*TASK TO COMPLETE:* Take from the material every line containing the string "object" and copy it.

*EXERCISE DATA:*
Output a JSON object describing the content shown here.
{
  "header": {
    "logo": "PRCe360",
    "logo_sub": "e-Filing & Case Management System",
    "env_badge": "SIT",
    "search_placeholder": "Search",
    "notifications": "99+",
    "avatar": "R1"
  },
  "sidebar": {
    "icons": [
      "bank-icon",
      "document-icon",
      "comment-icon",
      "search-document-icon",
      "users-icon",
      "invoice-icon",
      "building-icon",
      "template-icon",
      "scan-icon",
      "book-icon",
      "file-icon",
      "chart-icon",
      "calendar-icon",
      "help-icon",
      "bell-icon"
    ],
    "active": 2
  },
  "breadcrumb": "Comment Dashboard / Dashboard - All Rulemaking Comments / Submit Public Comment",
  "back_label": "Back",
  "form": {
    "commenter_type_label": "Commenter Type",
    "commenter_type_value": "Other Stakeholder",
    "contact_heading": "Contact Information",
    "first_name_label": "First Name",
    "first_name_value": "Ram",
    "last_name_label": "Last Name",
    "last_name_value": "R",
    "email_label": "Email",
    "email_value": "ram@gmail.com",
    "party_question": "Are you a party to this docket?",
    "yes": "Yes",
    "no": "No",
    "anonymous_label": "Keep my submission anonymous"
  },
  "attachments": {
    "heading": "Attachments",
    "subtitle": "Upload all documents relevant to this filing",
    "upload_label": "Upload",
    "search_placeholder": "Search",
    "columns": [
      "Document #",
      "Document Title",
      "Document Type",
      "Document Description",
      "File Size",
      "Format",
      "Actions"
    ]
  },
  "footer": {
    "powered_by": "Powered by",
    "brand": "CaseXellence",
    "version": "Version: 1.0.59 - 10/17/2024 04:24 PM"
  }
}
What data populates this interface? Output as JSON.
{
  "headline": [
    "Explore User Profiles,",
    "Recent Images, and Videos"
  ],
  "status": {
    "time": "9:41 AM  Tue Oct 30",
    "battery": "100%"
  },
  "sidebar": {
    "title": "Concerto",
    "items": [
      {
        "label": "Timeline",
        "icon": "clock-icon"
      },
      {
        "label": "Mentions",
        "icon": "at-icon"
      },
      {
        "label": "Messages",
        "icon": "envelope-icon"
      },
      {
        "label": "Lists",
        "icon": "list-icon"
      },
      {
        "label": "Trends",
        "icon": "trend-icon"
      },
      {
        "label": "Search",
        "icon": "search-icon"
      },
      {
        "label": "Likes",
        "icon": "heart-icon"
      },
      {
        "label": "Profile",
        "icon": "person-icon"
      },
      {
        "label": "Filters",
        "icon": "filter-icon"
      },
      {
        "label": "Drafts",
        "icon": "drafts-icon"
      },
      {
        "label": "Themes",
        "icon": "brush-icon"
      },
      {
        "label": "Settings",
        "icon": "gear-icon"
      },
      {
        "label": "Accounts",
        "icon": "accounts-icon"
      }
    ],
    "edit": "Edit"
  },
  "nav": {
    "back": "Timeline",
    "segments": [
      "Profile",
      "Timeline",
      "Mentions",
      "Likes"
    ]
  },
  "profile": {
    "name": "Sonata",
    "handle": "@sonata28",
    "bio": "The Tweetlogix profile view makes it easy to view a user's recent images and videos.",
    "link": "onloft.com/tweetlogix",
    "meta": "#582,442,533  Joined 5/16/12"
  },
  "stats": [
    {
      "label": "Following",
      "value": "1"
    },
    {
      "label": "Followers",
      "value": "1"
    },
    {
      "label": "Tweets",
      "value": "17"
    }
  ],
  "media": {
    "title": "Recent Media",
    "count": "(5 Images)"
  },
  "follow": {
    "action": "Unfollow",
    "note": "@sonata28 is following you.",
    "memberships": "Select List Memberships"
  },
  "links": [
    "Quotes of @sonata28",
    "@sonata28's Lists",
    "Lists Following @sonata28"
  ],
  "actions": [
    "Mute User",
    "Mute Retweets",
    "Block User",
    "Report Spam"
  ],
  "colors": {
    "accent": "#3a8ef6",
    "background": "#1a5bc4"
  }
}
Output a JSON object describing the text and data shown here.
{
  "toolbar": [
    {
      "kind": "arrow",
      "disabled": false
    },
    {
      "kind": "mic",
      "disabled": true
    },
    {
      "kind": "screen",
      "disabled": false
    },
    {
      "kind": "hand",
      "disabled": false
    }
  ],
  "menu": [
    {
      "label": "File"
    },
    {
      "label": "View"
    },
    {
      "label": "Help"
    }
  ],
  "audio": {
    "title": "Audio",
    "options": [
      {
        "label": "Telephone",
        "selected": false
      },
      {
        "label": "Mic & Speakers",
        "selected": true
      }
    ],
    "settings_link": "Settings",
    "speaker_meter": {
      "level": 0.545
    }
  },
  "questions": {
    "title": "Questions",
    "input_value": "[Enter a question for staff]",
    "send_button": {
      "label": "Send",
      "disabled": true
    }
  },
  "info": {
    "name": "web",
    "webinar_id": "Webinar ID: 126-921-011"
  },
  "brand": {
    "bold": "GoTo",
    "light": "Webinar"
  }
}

*WORKED SOLUTION:*
Output a JSON object describing the content shown here.
Output a JSON object describing the text and data shown here.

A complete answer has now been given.